“With early voting continuing today, we likely will see a substantial increase when early voting sites close. We along with the state’s 108 local election authorities had been encouraging early voting for several weeks and in the past two weeks had increased our efforts so voters could vote early and avoid lines and crowds on election day out of concern for coronavirus,” he emphasized.

In justifying the decision to go forward with the primary, Dietrich noted that “much of the voting for this election already has been done. Also, at this point there is no date in the foreseeable future when we can expect greater safety with any certainty.”

And pointing to Illinois Gov. Jay Pritzker’s order to close restaurants and bars except for carryout service, he said “we want to point out that in-person voting is a comparable transaction to picking up a takeout restaurant order or shopping at a grocery store. There is no need for close contact when requesting a ballot from an election judge and Illinois does not require voters to show ID; a voter’s signature compared to the signature on record is proof of identity. Primary voting typically is a swift transaction that can be done at a safe distance from other voters.”

Florida’s Department of State told Fox News “we are moving forward” with their primary.

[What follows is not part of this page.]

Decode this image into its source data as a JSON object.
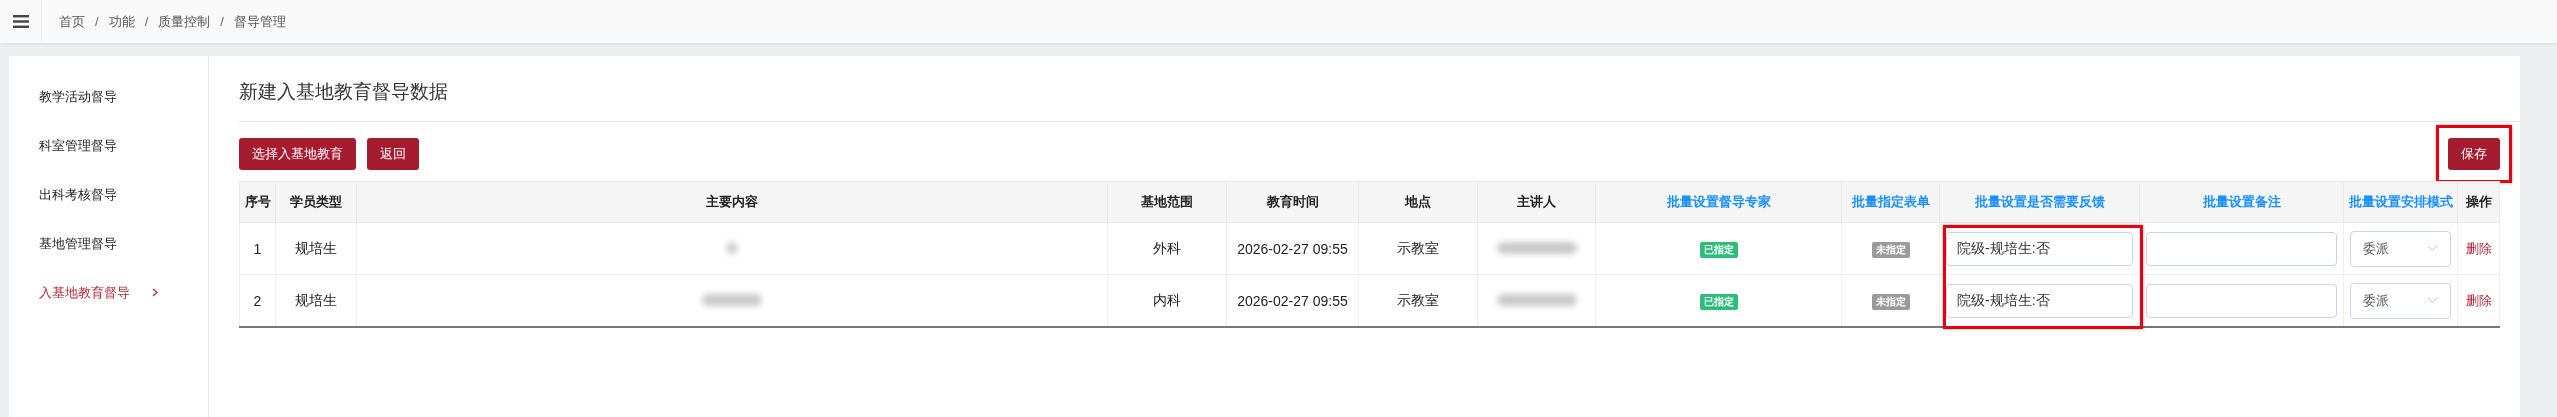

Earlier Monday, Secretary of State Laurel M Lee tweeted “we are aware of voters’ concerns over #COVID19. FL Dept of Health has assured healthy Floridians it’s safe to work the polls for & vote in Tuesday’s election. Supervisors of Elections are ensuring polls are prepared for voters.”

Arizona Gov. Steve Ducey announced a couple of hours later that their primary would also be held on Tuesday.

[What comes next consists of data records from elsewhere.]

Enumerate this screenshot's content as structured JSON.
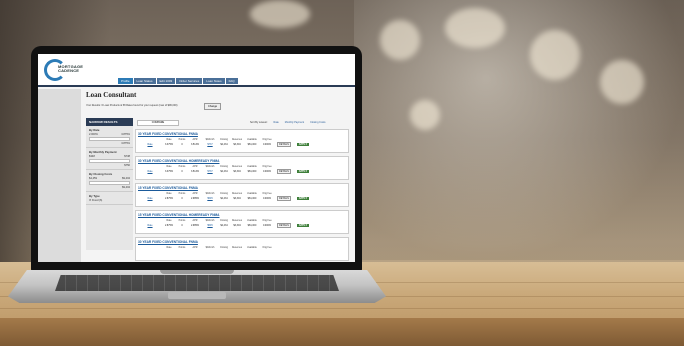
{
  "app": {
    "logo_line1": "MORTGAGE",
    "logo_line2": "CADENCE",
    "nav": [
      "Profile",
      "Loan Status",
      "Edit 1003",
      "Order Services",
      "Loan Notes",
      "FAQ"
    ],
    "page_title": "Loan Consultant",
    "subtitle": "Your Results: 6 Loan Products & 58 Rates found for your request (max of $96,000)",
    "change_label": "Change"
  },
  "sidebar": {
    "header": "NARROW RESULTS",
    "sections": [
      {
        "title": "By Rate",
        "rows": [
          [
            "2.000%",
            "3.875%"
          ],
          [
            "",
            "3.875%"
          ]
        ]
      },
      {
        "title": "By Monthly Payment",
        "rows": [
          [
            "$348",
            "$738"
          ],
          [
            "",
            "$750"
          ]
        ]
      },
      {
        "title": "By Closing Costs",
        "rows": [
          [
            "$4,459",
            "$9,404"
          ],
          [
            "",
            "$9,404"
          ]
        ]
      },
      {
        "title": "By Type",
        "rows": [
          [
            "Fixed (6)",
            ""
          ]
        ]
      }
    ]
  },
  "toolbar": {
    "compare_label": "COMPARE",
    "sort_label": "Sort By Lowest:",
    "sort_options": [
      "Rate",
      "Monthly Payment",
      "Closing Costs"
    ]
  },
  "columns": [
    "",
    "Rate",
    "Points",
    "APR",
    "$/Month",
    "Closing",
    "Reserves",
    "Available",
    "Orig Fee",
    "",
    ""
  ],
  "products": [
    {
      "name": "30 YEAR FIXED CONVENTIONAL FNMA",
      "row": [
        "Rate",
        "3.375%",
        "0",
        "3.513%",
        "$737",
        "$4,434",
        "$3,304",
        "$81,000",
        "0.000%"
      ]
    },
    {
      "name": "30 YEAR FIXED CONVENTIONAL HOMEREADY FNMA",
      "row": [
        "Rate",
        "3.375%",
        "0",
        "3.513%",
        "$737",
        "$4,434",
        "$3,304",
        "$81,000",
        "0.000%"
      ]
    },
    {
      "name": "15 YEAR FIXED CONVENTIONAL FNMA",
      "row": [
        "Rate",
        "2.875%",
        "0",
        "2.985%",
        "$545",
        "$4,434",
        "$3,304",
        "$81,000",
        "0.000%"
      ]
    },
    {
      "name": "15 YEAR FIXED CONVENTIONAL HOMEREADY FNMA",
      "row": [
        "Rate",
        "2.875%",
        "0",
        "2.985%",
        "$545",
        "$4,434",
        "$3,304",
        "$81,000",
        "0.000%"
      ]
    },
    {
      "name": "30 YEAR FIXED CONVENTIONAL FNMA",
      "row": [
        "",
        "",
        "",
        "",
        "",
        "",
        "",
        "",
        ""
      ]
    }
  ],
  "actions": {
    "details_label": "DETAILS",
    "apply_label": "APPLY"
  }
}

"We’ve made sure that election officials have the equipment and the support they need for the polling places to function tomorrow. Our elected leaders have been working overtime to ensure that voting is safe," the governor said.

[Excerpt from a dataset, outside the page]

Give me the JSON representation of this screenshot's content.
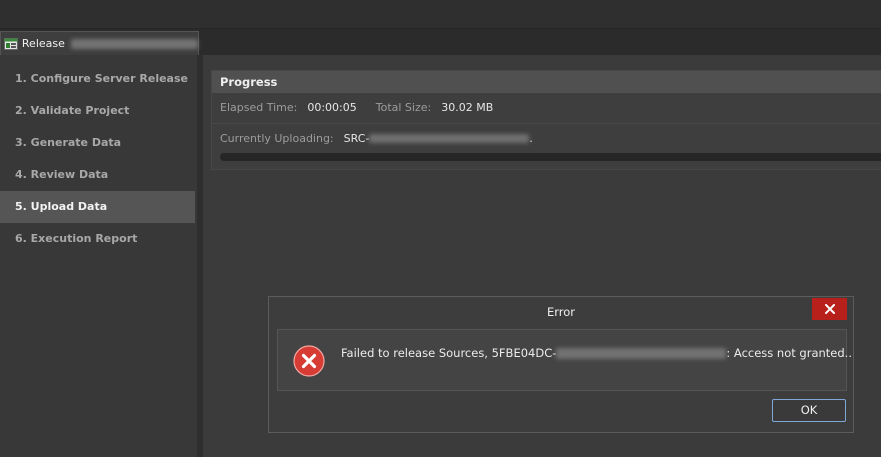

Secretary of State Katie Hobbs explained "this decision was not made lightly and what it all comes down to is that we have no guarantee that there will be a safer time to hold this election in the near future."

"There are thousands of workers across the state that must continue the job of counting the ballots in the days following the election. The longer we wait, the more difficult and dangerous this becomes," she emphasized.

Earlier in the day, she tweeted instructions and suggestions for voters to stay safe avoid contracting the coronavirus while casting their ballot.

Over a couple of days, Georgia, Louisana and Puerto Rico -- which have upcoming contests -- have delayed their primaries until later in the spring.

Biden's election eve lead

Joe Biden holds a commanding lead over Sen. Bernie Sanders in Arizona, according to two new polls released on the eve of that state’s presidential primary.

A Monmouth University survey released on Monday shows the former vice president with 51 percent support among likely Democratic presidential primary voters. Sanders – the populist lawmaker from Vermont who’s making his second straight White House run – stands at 31 percent.  That's 20 percentage points behind Biden.

And Biden leads Sanders by 17 points – 53-36 percent – in an NBC News/Marist poll that also released on Monday. Sixty-seven pledged delegates are up for grabs in Arizona.

Biden tops Sanders 58-35 percent in an NBC News/Marist poll in Ohio, where 136 pledged delegates are at stake if the contest is held.

The most recent polls in Florida and Illinois also indicated Biden enjoying large double-digit leads over Sanders.

An NBC News/Wall Street Journal national survey released on Sunday showed Biden with a nearly two-to-one advantage over Sanders in the race for the Democratic nomination.

In the last two and a half weeks, Sanders has watched Biden zoom past him in the race for the presidential nomination. Following a landslide win in South Carolina’s primary and sweeping victories in the coast-to-coast Super Tuesday states as well as last week’s mini Super Tuesday, the former vice president cemented his position as the unrivaled front-runner and has taken a commanding lead in the all-important race for convention delegates.

Fox News' Mike Tobin, Kathleen Reuschle, Sarah Tobianski, Stephanie Bennett, Alicia Acuna and Benjamin Brown contributed to this report